A dead oak tree will possibly stay standing for ten, twenty or even thirty years before falling over, these Chalara affected ash trees will last a fraction of that. The onset of the disease coupled with other pathogens destroys the structural integrity of those trees which renders the wood very brittle in a short space of time.
This represents quite a danger to those working and walking in the woodlands.
We at the Ramsbury Estate have always had a proactive approach to managing our woodlands which is in line with Forestry Commission guidelines.
In the softwood plantations, we are felling Spruce, Larch, Corsican Pine and Douglas Fir in rotation when they reach maturity. We are replanting in the next planting season (Nov-March). This gives us a constant supply of mature timber, which goes to make window, frames, doors and items for the construction industry.
The first and second thinnings are used for fence posts, bars etc. The rest is chipped to feed our biomass boiler at the Ramsbury distillery.
On the broadleaf areas, which dominate our woodland ,trees are felled either because they have become dangerous, old and diseased or they are mature and can be used for all sorts of hardwood applications. The poor wood is destined for firewood.
Once trees have been felled, the areas are replanted with a mix of species - oak, beech, wild cherry, hornbeam, limes, walnut, hazel, field maple and occasionally crab apples or holly.
Because we are sequentially felling, over time the woodland becomes multi- aged with two hundred, one hundred and fifty, thirty year and possibly one or two year old trees in small parcels.
This mix of ages and species creates resilience in a woodland, which effectively does two things. It creates a very varied habitat for flora and fauna, invertebrates and the like. And if disease strikes – as in the case of Chalara – it will not destroy the whole woodland.
It seems rather poignant that in this centenary year of the creation of the Forestry Commission, United Kingdom woodlands face their most challenging and serious situation since its inception.
Born out of a desperate need to become more self-sufficient in timber, the Commission has been relatively successful. Centuries of building ships of the line, pit props for the mining industry, duck boards for the trenches in the Great War and many more uses led us to import 90 per cent of our timber even before the 1914 war.
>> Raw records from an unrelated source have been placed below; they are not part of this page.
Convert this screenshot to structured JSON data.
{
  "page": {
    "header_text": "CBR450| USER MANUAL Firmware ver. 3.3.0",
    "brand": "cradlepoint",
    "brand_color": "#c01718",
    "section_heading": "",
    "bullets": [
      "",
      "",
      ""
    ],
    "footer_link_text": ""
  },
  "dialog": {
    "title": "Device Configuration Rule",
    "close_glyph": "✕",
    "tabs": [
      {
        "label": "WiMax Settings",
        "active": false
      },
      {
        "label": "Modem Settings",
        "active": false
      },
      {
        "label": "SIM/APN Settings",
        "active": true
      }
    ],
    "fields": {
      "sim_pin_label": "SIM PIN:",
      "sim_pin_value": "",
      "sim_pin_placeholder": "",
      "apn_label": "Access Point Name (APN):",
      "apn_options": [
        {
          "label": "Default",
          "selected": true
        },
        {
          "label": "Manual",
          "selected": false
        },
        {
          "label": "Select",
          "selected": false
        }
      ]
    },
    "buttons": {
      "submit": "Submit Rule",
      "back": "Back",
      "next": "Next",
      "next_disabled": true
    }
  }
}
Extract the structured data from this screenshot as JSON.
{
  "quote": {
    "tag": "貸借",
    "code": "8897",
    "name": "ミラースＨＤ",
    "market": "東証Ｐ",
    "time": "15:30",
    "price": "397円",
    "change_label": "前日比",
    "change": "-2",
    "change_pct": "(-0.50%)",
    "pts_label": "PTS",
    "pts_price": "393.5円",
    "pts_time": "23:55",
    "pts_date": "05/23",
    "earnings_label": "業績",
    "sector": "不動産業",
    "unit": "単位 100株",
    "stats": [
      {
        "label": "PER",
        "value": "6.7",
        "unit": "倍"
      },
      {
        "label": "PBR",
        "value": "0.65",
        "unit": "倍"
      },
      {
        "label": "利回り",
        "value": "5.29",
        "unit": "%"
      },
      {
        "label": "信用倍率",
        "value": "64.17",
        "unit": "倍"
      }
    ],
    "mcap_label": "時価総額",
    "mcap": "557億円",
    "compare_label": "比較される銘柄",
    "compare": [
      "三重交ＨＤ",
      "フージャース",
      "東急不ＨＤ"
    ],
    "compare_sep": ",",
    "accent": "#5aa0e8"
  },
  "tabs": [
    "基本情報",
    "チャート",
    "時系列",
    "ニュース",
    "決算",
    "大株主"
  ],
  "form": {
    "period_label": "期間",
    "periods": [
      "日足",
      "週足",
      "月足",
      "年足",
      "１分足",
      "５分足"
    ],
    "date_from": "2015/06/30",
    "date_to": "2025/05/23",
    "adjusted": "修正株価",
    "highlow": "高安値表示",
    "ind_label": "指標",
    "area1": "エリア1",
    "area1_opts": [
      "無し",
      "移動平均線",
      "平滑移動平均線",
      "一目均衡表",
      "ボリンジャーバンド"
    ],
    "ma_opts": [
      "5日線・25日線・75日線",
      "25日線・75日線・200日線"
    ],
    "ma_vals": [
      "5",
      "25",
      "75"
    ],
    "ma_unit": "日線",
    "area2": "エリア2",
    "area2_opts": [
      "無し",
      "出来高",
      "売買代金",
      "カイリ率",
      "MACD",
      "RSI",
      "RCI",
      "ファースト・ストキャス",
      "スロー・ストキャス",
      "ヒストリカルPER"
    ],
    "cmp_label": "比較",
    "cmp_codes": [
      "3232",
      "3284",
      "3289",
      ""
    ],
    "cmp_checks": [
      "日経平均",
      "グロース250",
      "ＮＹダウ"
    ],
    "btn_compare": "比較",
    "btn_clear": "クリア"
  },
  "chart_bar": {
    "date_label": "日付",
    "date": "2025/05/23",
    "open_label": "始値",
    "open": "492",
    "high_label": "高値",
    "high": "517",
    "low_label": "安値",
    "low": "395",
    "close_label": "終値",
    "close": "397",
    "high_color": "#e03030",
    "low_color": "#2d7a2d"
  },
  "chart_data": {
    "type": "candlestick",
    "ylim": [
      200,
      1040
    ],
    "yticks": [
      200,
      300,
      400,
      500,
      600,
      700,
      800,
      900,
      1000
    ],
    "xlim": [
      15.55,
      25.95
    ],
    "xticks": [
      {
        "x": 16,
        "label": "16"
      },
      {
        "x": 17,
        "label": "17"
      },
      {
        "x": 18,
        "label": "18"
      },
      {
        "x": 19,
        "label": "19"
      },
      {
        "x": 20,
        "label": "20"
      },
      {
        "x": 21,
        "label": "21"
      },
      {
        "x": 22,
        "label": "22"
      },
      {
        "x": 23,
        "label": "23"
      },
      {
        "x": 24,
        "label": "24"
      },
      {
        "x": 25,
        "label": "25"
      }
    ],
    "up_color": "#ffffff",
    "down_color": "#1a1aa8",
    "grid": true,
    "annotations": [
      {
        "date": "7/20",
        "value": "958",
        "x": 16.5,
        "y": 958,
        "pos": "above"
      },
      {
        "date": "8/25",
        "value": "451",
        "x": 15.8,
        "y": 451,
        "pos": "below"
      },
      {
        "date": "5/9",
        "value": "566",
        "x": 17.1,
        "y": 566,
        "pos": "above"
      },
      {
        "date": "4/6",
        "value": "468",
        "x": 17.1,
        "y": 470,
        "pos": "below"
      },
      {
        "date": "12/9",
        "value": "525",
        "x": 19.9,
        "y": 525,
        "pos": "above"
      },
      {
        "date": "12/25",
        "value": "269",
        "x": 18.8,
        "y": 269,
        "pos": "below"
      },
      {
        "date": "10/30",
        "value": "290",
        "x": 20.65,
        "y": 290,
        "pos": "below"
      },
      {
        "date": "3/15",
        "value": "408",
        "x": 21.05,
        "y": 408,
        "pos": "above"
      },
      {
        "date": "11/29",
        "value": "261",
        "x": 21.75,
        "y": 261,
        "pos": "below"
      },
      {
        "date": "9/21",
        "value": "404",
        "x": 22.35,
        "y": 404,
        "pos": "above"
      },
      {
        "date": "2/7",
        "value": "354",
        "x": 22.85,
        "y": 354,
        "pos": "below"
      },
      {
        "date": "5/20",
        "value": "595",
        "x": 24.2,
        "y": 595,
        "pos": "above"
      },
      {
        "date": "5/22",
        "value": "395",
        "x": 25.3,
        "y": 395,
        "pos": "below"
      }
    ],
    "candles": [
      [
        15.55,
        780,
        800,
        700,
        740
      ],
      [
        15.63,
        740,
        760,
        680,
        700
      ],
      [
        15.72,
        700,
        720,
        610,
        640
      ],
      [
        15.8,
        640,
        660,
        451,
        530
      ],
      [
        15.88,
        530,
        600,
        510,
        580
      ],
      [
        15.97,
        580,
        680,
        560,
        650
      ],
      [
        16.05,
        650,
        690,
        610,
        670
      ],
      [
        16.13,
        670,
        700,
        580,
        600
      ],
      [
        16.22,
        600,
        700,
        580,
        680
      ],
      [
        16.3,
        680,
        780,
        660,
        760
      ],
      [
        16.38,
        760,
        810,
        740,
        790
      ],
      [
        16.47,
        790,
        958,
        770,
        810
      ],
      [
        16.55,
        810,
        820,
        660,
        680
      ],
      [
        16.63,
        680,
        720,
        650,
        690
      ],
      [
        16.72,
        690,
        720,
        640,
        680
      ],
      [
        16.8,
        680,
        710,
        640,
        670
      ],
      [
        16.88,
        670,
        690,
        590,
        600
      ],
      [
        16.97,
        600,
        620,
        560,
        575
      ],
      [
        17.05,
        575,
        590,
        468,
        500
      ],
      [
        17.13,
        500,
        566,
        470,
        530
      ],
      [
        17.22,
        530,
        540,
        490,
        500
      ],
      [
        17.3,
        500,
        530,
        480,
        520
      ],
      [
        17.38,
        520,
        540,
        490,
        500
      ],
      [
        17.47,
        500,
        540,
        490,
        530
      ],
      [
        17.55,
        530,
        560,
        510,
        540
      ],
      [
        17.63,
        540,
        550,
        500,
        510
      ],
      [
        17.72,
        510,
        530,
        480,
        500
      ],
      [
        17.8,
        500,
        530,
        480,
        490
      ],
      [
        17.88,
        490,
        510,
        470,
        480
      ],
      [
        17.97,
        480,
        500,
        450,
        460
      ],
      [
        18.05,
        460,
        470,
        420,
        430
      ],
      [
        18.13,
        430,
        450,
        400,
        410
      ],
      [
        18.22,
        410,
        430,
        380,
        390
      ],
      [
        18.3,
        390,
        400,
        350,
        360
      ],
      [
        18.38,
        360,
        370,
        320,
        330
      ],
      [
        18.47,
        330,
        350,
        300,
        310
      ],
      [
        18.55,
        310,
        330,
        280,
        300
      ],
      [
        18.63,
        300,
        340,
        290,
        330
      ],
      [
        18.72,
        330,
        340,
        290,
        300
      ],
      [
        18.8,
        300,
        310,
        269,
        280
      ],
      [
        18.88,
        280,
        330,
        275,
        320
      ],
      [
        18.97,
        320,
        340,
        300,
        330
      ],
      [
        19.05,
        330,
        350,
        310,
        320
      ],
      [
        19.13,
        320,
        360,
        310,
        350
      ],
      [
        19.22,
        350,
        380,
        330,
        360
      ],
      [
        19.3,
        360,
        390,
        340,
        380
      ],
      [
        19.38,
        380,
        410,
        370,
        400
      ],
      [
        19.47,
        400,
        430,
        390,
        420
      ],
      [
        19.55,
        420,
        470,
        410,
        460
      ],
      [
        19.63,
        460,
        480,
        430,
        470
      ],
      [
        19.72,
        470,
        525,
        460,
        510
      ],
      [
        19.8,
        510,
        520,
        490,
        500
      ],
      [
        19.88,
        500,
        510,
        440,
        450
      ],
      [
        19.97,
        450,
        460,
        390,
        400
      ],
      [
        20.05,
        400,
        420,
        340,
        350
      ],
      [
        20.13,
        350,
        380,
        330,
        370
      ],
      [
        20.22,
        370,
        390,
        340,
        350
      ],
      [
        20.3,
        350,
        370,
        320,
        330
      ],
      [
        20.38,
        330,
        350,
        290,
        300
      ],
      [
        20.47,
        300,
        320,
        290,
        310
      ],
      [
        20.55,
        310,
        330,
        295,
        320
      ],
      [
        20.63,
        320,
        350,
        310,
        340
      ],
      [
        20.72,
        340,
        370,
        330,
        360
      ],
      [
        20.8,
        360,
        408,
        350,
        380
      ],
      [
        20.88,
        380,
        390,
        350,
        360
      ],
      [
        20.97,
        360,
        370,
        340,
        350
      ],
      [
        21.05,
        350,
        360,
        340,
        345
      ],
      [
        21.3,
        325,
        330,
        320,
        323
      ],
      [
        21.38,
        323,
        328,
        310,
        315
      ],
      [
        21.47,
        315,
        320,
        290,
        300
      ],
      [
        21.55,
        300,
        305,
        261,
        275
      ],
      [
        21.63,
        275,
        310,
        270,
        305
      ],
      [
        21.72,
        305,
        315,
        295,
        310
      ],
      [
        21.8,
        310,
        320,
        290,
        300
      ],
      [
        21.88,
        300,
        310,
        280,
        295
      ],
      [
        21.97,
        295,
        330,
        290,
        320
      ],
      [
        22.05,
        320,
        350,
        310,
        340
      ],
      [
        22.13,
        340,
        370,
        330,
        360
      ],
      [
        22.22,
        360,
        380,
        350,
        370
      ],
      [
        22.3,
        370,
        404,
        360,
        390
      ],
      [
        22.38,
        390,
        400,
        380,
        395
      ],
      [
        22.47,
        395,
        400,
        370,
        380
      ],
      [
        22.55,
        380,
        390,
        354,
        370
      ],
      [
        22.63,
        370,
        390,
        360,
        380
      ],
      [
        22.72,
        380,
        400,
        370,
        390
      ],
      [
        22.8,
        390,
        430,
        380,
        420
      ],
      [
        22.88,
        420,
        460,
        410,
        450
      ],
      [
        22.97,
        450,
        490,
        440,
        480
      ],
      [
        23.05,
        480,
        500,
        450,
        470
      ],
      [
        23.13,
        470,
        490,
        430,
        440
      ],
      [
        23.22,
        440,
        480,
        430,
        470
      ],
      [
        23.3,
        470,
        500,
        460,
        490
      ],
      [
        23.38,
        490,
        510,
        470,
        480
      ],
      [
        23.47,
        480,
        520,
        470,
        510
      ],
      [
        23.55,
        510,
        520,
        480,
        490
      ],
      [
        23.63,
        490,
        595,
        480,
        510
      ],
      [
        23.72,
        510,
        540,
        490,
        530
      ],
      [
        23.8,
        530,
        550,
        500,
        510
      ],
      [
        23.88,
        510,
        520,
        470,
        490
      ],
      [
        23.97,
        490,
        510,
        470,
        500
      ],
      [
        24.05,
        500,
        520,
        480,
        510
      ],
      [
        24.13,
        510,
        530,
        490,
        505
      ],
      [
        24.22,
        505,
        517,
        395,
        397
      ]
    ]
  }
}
The U-boat menace put even more pressure on UK woodlands.
Under the Forestry Commission’s guidance the area of broadleaved woodland today is 80 per cent greater than the total woodland shown in the 1877 agricultural survey.
We ourselves have planted nearly 200 acres of new wood on former farmland over the last twenty years. If you combine that with re-stocking felled woodland areas it accounts for a few hundred thousand trees.
But ash dieback is here and we have to manage it. We are – and will be – leaving trees which show tolerance to the disease. Apparently UK ash trees have a more diverse genetic makeup than their continental cousins, so in time if there are fully resistant trees out there, and we may be able to plant ash again.
Our landscape will change in the short term, but I suppose that’s evolution The flora and fauna will adapt and hopefully people will take the long term view – a view that every forester has every day.
You can report outbreaks of ash dieback by phone to 0300 067 4000 or by email to firstname.lastname@example.org